While Lynn University parents continue to pray for their daughters, other parents across the U.S. have already heard the devastating news that their kids did not make it out alive.
The parents of Molly Hightower, 22, learned early late last week that their daughter had been found dead in the wreckage of an orphanage where she had been volunteering.
"Molly was a beautiful young lady," her uncle Craig Hightower told ABC News' Seattle affiliate KOMONews.com. "She had a great smile and clearly had a massive capacity for love and a big heart."

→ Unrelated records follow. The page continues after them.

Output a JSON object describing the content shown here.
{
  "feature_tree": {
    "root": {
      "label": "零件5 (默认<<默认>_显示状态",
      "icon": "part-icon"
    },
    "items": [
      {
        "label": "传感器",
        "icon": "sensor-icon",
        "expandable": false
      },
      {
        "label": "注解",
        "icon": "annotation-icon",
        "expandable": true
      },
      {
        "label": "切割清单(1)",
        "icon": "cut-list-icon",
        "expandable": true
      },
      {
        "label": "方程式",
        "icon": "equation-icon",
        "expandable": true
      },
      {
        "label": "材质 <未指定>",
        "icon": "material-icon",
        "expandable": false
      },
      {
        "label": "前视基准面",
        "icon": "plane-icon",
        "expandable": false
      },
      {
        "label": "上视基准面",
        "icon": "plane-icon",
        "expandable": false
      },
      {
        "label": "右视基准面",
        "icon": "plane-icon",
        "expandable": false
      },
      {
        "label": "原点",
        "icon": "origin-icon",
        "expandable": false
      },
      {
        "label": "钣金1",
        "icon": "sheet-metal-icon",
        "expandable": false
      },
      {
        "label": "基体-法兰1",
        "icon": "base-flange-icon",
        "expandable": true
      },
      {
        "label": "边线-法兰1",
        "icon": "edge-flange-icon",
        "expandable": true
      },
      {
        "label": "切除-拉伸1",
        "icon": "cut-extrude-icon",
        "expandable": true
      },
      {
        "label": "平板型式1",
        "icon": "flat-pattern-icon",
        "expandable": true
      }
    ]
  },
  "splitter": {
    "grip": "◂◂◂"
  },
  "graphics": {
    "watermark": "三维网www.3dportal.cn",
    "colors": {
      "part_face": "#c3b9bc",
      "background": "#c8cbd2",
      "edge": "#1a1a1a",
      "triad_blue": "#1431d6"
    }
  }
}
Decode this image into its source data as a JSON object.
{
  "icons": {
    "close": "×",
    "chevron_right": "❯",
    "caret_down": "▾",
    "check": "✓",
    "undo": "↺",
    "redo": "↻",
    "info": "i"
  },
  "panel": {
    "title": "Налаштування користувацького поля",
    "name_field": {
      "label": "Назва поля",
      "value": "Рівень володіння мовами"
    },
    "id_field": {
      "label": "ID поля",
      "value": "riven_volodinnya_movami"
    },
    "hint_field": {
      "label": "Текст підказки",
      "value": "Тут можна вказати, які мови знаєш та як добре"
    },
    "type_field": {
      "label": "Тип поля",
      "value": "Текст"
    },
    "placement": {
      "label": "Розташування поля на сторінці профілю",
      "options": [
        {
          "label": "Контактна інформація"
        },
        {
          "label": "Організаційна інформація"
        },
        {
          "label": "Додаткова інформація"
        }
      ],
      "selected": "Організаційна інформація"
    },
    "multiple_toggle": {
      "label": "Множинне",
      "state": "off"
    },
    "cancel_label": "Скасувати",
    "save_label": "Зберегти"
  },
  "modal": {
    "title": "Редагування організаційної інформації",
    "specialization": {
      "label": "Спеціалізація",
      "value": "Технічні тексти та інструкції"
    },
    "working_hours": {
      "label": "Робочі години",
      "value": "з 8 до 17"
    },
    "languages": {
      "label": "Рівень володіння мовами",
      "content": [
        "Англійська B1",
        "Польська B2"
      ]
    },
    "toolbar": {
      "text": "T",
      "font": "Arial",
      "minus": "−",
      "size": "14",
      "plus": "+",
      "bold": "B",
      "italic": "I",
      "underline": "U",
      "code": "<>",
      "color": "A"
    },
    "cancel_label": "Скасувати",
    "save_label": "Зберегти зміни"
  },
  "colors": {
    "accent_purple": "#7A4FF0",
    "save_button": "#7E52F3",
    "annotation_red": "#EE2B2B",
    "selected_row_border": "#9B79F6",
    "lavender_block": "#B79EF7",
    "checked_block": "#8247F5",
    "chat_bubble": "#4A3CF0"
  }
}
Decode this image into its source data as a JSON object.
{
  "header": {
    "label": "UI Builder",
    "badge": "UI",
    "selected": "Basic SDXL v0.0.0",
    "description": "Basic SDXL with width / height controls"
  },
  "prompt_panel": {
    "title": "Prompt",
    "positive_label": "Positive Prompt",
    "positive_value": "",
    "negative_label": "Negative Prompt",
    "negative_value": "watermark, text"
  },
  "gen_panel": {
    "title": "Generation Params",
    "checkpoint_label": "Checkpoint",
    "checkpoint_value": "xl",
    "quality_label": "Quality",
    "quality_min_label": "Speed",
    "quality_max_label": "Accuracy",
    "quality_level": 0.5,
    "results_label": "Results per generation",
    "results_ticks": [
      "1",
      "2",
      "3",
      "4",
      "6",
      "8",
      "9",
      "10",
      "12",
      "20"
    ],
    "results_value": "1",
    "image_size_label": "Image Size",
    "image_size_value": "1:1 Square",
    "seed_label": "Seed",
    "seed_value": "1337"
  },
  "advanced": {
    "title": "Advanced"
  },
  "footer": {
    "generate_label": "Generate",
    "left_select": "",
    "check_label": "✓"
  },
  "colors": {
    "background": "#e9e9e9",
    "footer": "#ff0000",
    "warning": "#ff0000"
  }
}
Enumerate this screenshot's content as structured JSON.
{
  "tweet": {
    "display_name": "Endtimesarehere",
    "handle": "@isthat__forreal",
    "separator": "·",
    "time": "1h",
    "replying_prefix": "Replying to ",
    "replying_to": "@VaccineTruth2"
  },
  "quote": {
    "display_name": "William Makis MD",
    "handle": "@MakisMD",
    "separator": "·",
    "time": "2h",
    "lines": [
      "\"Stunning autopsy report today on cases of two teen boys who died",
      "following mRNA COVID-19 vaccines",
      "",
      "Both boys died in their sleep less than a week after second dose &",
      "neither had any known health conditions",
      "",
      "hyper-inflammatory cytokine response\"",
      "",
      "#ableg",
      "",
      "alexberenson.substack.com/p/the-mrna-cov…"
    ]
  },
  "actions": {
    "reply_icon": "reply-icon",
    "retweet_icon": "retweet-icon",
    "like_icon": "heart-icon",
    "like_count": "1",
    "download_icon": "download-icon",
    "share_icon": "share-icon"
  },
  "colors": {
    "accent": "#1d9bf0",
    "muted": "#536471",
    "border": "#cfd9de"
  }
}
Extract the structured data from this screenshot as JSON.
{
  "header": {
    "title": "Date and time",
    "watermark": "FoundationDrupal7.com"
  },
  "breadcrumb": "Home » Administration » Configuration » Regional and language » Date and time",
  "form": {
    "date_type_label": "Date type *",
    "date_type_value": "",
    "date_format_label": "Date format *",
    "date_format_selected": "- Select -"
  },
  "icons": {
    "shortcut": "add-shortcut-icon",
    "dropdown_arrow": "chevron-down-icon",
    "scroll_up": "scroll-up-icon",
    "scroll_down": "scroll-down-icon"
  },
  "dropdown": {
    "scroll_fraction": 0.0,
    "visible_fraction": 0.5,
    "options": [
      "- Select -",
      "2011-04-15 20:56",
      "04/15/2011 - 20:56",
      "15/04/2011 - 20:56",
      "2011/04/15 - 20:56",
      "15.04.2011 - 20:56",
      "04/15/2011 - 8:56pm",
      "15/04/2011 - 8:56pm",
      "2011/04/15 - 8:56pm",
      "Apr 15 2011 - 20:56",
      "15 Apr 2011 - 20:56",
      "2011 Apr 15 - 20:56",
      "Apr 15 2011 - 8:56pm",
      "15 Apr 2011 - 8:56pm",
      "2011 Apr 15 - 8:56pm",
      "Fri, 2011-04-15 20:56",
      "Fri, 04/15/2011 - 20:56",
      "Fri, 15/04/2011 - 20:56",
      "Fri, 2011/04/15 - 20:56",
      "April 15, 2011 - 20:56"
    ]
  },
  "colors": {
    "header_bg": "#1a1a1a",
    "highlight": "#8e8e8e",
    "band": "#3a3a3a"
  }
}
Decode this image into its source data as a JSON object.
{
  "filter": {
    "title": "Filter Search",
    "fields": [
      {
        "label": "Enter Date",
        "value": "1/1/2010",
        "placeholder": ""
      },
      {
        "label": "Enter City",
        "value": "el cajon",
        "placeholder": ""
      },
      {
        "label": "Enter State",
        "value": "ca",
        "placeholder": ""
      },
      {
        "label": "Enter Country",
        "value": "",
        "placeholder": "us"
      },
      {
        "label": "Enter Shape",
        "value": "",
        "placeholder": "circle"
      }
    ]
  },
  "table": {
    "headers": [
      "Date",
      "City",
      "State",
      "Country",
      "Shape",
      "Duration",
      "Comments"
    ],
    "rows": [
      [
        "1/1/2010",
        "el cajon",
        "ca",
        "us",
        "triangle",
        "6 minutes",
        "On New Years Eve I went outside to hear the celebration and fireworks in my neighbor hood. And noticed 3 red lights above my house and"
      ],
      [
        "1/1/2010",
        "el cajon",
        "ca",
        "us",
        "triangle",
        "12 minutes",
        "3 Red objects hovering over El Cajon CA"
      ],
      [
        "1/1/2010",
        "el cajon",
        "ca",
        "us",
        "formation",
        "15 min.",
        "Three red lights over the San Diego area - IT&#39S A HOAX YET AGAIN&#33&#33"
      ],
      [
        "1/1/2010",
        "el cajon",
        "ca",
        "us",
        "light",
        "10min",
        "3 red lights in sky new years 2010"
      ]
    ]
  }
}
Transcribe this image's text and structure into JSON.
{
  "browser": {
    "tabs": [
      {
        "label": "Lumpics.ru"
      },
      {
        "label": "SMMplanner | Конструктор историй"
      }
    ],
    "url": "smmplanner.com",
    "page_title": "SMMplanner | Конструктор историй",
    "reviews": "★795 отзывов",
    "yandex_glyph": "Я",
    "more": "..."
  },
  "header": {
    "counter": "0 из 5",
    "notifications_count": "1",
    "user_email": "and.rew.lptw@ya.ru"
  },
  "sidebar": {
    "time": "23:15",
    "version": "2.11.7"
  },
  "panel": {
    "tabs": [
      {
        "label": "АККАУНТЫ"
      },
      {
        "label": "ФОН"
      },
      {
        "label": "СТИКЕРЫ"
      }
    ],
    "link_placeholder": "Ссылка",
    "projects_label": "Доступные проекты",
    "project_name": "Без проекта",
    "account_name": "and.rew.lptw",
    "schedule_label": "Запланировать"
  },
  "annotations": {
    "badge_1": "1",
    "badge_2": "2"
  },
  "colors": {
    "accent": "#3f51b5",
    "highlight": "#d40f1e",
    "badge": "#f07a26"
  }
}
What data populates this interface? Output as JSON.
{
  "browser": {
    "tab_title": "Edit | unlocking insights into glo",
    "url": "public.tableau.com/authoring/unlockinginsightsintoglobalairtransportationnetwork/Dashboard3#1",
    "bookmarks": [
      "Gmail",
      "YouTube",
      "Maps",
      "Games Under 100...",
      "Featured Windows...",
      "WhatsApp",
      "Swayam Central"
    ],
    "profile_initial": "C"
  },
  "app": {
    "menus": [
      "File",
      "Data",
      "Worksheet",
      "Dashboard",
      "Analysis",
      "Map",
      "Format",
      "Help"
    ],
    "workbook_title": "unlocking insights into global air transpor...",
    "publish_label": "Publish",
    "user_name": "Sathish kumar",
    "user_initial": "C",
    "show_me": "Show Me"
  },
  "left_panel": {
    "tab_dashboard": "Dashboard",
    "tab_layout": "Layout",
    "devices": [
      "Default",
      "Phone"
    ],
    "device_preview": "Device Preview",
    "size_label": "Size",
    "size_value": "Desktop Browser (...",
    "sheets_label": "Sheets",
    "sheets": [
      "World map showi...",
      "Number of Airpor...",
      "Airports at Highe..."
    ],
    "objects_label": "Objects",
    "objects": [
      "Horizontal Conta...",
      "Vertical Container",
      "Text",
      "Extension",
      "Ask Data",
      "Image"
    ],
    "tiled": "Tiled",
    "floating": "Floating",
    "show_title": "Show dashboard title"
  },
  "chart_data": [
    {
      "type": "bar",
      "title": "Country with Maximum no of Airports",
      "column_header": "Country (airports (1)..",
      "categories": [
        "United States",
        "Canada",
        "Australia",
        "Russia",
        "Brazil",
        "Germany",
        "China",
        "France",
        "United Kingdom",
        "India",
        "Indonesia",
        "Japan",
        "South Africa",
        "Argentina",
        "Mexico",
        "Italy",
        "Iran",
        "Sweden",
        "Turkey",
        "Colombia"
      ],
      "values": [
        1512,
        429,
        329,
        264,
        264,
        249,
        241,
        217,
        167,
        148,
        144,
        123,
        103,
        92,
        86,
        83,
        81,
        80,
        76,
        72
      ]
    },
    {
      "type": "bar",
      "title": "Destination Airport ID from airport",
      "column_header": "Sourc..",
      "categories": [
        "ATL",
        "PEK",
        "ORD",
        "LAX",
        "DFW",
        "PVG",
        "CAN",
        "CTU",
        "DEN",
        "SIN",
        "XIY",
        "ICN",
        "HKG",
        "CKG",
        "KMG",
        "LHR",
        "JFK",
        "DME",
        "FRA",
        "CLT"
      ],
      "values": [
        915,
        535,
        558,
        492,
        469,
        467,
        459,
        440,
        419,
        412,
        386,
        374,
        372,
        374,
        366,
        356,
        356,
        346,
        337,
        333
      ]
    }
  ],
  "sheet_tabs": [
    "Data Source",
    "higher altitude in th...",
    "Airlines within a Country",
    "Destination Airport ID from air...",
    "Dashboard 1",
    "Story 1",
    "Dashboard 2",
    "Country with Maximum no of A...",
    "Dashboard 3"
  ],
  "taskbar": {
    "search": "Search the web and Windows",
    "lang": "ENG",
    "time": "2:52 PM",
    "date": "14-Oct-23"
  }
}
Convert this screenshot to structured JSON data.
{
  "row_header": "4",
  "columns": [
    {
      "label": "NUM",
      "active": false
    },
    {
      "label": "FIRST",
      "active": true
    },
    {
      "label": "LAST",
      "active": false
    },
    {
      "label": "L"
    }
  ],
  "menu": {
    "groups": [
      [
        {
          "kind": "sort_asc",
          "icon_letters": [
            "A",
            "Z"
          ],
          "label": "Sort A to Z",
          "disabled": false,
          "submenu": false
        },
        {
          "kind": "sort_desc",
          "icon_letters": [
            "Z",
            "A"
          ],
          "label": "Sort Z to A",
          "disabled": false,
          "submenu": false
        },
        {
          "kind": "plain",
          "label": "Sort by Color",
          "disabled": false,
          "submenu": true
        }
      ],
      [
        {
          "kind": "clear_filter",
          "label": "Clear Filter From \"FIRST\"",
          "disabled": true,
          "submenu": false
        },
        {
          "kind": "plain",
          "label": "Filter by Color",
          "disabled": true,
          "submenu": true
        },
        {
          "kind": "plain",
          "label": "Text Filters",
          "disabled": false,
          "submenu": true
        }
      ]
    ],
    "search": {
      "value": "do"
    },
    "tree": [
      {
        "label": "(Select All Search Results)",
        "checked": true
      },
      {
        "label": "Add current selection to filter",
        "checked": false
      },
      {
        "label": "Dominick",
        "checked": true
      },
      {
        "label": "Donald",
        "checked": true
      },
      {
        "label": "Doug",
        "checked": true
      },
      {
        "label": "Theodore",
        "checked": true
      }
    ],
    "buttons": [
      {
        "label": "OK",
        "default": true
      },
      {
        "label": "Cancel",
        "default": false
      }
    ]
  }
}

Twenty-four-year-old Ryan Kloos, who was visiting his sister Erin at the same orphanage where Hightower was working, also perished in the earthquake. Erin survived the earthquake.
"He was just the funniest smartest kid," his aunt Karie Dozer told ABC News' Pheonix affiliate ABC15.
"It is hard to grasp," she said. "We are focusing on Erin and the positive. It is hard to think about Ryan. It is just so sad."
Among stories of loss, there are also Americans who had miraculous recovering. One Colorado Springs man was rescued Friday from a hotel elevator shaft where he had been trapped for four days.
Dan Wooley, who had been traveling with Colorado Springs-based Compassion International, helped rescue workers pull him up with ropes out of the elevator in what had once been the Hotel Montana. Wooley and another man, believed to be Haitian, were both rescued and embraced each other from their adjacent cots.
New Jersey native Sarla Chand was also pulled from the Montana's rubble on Thursday.
Richard Santos and Jim Gulley, also pulled from the Hotel Montana, said they survived on what they had in their pockets -- Orbitz gum and a Tootsie Roll lollipop.